We recently published a piece called "Is Your Body Image Hurting Your Love Life? 3 Ways To Change," which is all about how women need to stop the negative self-talk and embrace positive body images, flaws and all. But how does one do that when the media is filled with Jessica Albas and Rihannas (both of whom are literally staring at me right now from magazine covers), and the world is filled with douchebags who judge women based on appearance? Half Of Men Would Dump A Woman If She Got Fat
New website My Body Gallery thinks it's helping. It's a searchable database full of user-uploaded photos, tagged with their self-described height, weight, body type, pant size and shirt size. You put in your stats and get to see women with the same ones. The goal, according to the founders, is to "to help women objectively see what we look like and come to some acceptance that we are all beautiful."
More from YourTango: 6 Myths About Dating A Career-Focused Guy
Ladies have skewed senses of their bodies, say the founders: "95 percent of non-eating disordered women overestimate the size of their hips by 16 percent and their waists by 25 percent, yet the same women were able to correctly estimate the width of a box.
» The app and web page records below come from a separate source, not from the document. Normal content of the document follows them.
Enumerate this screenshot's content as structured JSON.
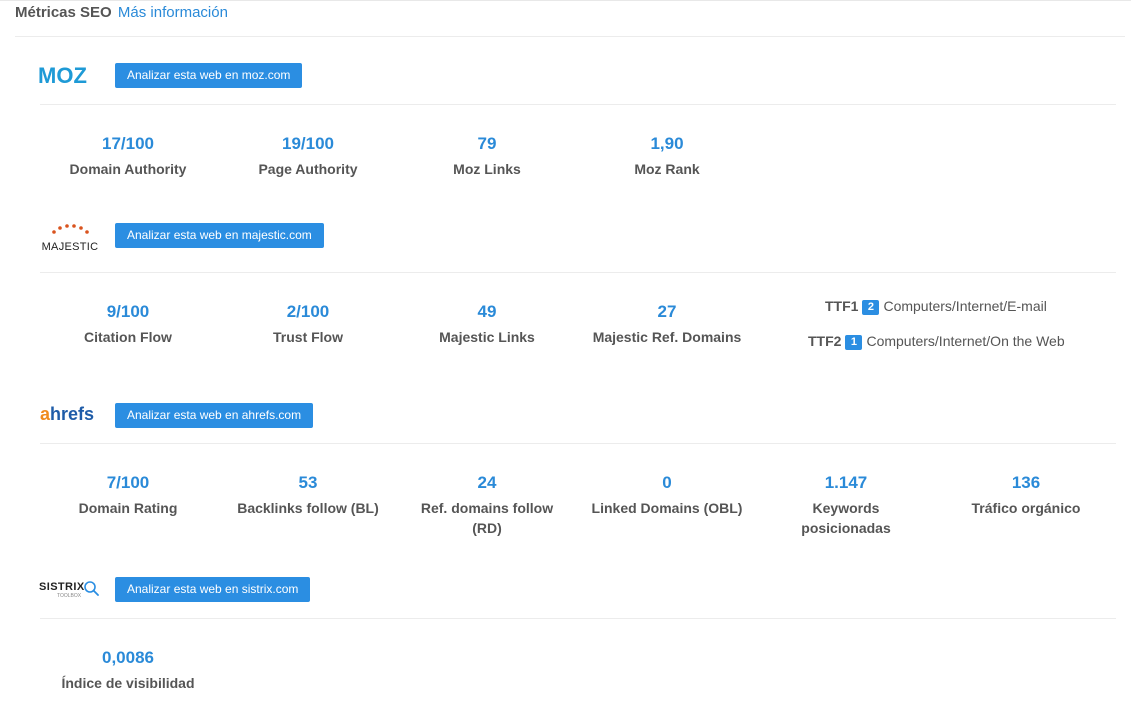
{
  "header": {
    "title": "Métricas SEO",
    "more_link": "Más información"
  },
  "moz": {
    "logo_text": "MOZ",
    "button": "Analizar esta web en moz.com",
    "metrics": [
      {
        "value": "17/100",
        "label": "Domain Authority"
      },
      {
        "value": "19/100",
        "label": "Page Authority"
      },
      {
        "value": "79",
        "label": "Moz Links"
      },
      {
        "value": "1,90",
        "label": "Moz Rank"
      }
    ]
  },
  "majestic": {
    "logo_text": "MAJESTIC",
    "button": "Analizar esta web en majestic.com",
    "metrics": [
      {
        "value": "9/100",
        "label": "Citation Flow"
      },
      {
        "value": "2/100",
        "label": "Trust Flow"
      },
      {
        "value": "49",
        "label": "Majestic Links"
      },
      {
        "value": "27",
        "label": "Majestic Ref. Domains"
      }
    ],
    "ttf": [
      {
        "key": "TTF1",
        "badge": "2",
        "topic": "Computers/Internet/E-mail"
      },
      {
        "key": "TTF2",
        "badge": "1",
        "topic": "Computers/Internet/On the Web"
      }
    ]
  },
  "ahrefs": {
    "logo_text_a": "a",
    "logo_text_rest": "hrefs",
    "button": "Analizar esta web en ahrefs.com",
    "metrics": [
      {
        "value": "7/100",
        "label": "Domain Rating"
      },
      {
        "value": "53",
        "label": "Backlinks follow (BL)"
      },
      {
        "value": "24",
        "label": "Ref. domains follow (RD)"
      },
      {
        "value": "0",
        "label": "Linked Domains (OBL)"
      },
      {
        "value": "1.147",
        "label": "Keywords posicionadas"
      },
      {
        "value": "136",
        "label": "Tráfico orgánico"
      }
    ]
  },
  "sistrix": {
    "logo_text": "SISTRIX",
    "logo_sub": "TOOLBOX",
    "button": "Analizar esta web en sistrix.com",
    "metrics": [
      {
        "value": "0,0086",
        "label": "Índice de visibilidad"
      }
    ]
  },
  "colors": {
    "accent": "#2b8ee2",
    "value_text": "#2a8ad8",
    "label_text": "#555555"
  }
}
In a world full of images of how we 'should' look it can get difficult to tell how we DO look."
I say it's at least an interesting experiment. And while I don't have much of an opinion on the site — it's a neat idea, there are far more shocking things on the Internet, and I'm a little sleepy right now — I polled other YourTango'ers (and one former YourTango'er). Here are the candid opinions of a small, but diverse sample size of women:
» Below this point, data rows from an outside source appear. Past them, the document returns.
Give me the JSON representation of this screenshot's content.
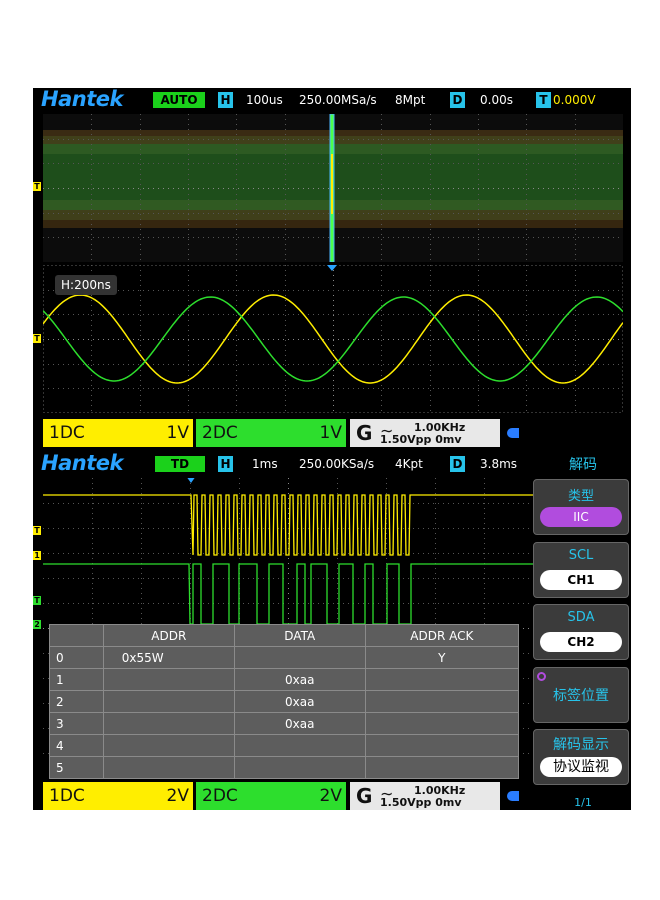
{
  "top": {
    "logo": "Hantek",
    "mode": "AUTO",
    "h_key": "H",
    "timebase": "100us",
    "sample_rate": "250.00MSa/s",
    "memory": "8Mpt",
    "d_key": "D",
    "delay": "0.00s",
    "t_key": "T",
    "trigger_level": "0.000V",
    "zoom_label": "H:200ns"
  },
  "top_channels": {
    "ch1_name": "1DC",
    "ch1_scale": "1V",
    "ch2_name": "2DC",
    "ch2_scale": "1V",
    "gen_key": "G",
    "gen_wave": "∼",
    "gen_freq": "1.00KHz",
    "gen_amp": "1.50Vpp",
    "gen_offset": "0mv"
  },
  "bottom": {
    "logo": "Hantek",
    "mode": "TD",
    "h_key": "H",
    "timebase": "1ms",
    "sample_rate": "250.00KSa/s",
    "memory": "4Kpt",
    "d_key": "D",
    "delay": "3.8ms"
  },
  "bottom_channels": {
    "ch1_name": "1DC",
    "ch1_scale": "2V",
    "ch2_name": "2DC",
    "ch2_scale": "2V",
    "gen_key": "G",
    "gen_wave": "∼",
    "gen_freq": "1.00KHz",
    "gen_amp": "1.50Vpp",
    "gen_offset": "0mv"
  },
  "menu": {
    "title": "解码",
    "type_label": "类型",
    "type_value": "IIC",
    "scl_label": "SCL",
    "scl_value": "CH1",
    "sda_label": "SDA",
    "sda_value": "CH2",
    "tag_label": "标签位置",
    "display_label": "解码显示",
    "display_value": "协议监视",
    "page": "1/1"
  },
  "decode_table": {
    "headers": [
      "",
      "ADDR",
      "DATA",
      "ADDR ACK"
    ],
    "rows": [
      [
        "0",
        "0x55W",
        "",
        "Y"
      ],
      [
        "1",
        "",
        "0xaa",
        ""
      ],
      [
        "2",
        "",
        "0xaa",
        ""
      ],
      [
        "3",
        "",
        "0xaa",
        ""
      ],
      [
        "4",
        "",
        "",
        ""
      ],
      [
        "5",
        "",
        "",
        ""
      ]
    ]
  },
  "markers": {
    "trigger": "T",
    "ch1": "1",
    "ch2": "2"
  },
  "colors": {
    "ch1": "#ffee00",
    "ch2": "#2dde2d",
    "accent": "#27c3ea",
    "logo": "#2aa3ff"
  }
}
More from YourTango: Weird News: Japanese Photog Invents The Awesomest Girlfriend
Melanie Gorman, Senior VP of YourTango Experts: "It's disturbing to me, perhaps mostly because of how I felt seeing other people who supposedly have my body. After that, I laughed and said 'not bad really.' I think how it's used will in part depend on who promotes it. If it's like a Dove campaign, that could be positive."
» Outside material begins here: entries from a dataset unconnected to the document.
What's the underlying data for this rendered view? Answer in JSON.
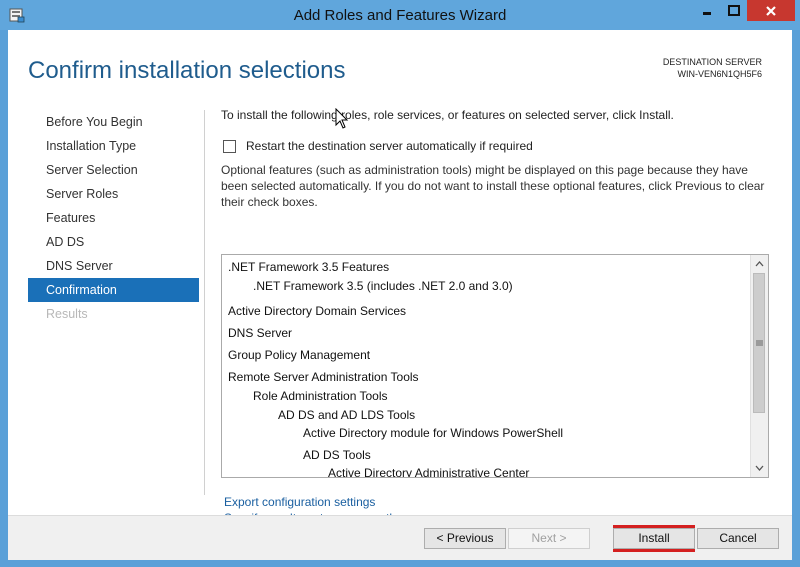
{
  "window": {
    "title": "Add Roles and Features Wizard"
  },
  "header": {
    "page_title": "Confirm installation selections",
    "destination_label": "DESTINATION SERVER",
    "destination_server": "WIN-VEN6N1QH5F6"
  },
  "sidebar": {
    "items": [
      {
        "label": "Before You Begin",
        "state": "normal"
      },
      {
        "label": "Installation Type",
        "state": "normal"
      },
      {
        "label": "Server Selection",
        "state": "normal"
      },
      {
        "label": "Server Roles",
        "state": "normal"
      },
      {
        "label": "Features",
        "state": "normal"
      },
      {
        "label": "AD DS",
        "state": "normal"
      },
      {
        "label": "DNS Server",
        "state": "normal"
      },
      {
        "label": "Confirmation",
        "state": "active"
      },
      {
        "label": "Results",
        "state": "disabled"
      }
    ]
  },
  "main": {
    "intro": "To install the following roles, role services, or features on selected server, click Install.",
    "restart_checkbox_label": "Restart the destination server automatically if required",
    "restart_checked": false,
    "optional_note": "Optional features (such as administration tools) might be displayed on this page because they have been selected automatically. If you do not want to install these optional features, click Previous to clear their check boxes.",
    "features": [
      {
        "label": ".NET Framework 3.5 Features",
        "level": 0
      },
      {
        "label": ".NET Framework 3.5 (includes .NET 2.0 and 3.0)",
        "level": 1
      },
      {
        "label": "Active Directory Domain Services",
        "level": 0
      },
      {
        "label": "DNS Server",
        "level": 0
      },
      {
        "label": "Group Policy Management",
        "level": 0
      },
      {
        "label": "Remote Server Administration Tools",
        "level": 0
      },
      {
        "label": "Role Administration Tools",
        "level": 1
      },
      {
        "label": "AD DS and AD LDS Tools",
        "level": 2
      },
      {
        "label": "Active Directory module for Windows PowerShell",
        "level": 3
      },
      {
        "label": "AD DS Tools",
        "level": 3
      },
      {
        "label": "Active Directory Administrative Center",
        "level": 4
      }
    ],
    "links": {
      "export": "Export configuration settings",
      "alternate_source": "Specify an alternate source path"
    }
  },
  "footer": {
    "previous_label": "< Previous",
    "next_label": "Next >",
    "install_label": "Install",
    "cancel_label": "Cancel"
  },
  "colors": {
    "accent": "#1a70b8",
    "title_blue": "#1f5c8d",
    "highlight_red": "#d42020"
  }
}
Krissy Gasbarre, Manager of Content & Branded Entertainment: "Actually, I'll be honest: I tested it today and thought that the women with my same measurements looked pretty good. If we don't take it too seriously and don't start obsessively comparing ourselves to others, it can be a healthy way to get perspective and see that people who are a comparable size to us actually look pretty damn good."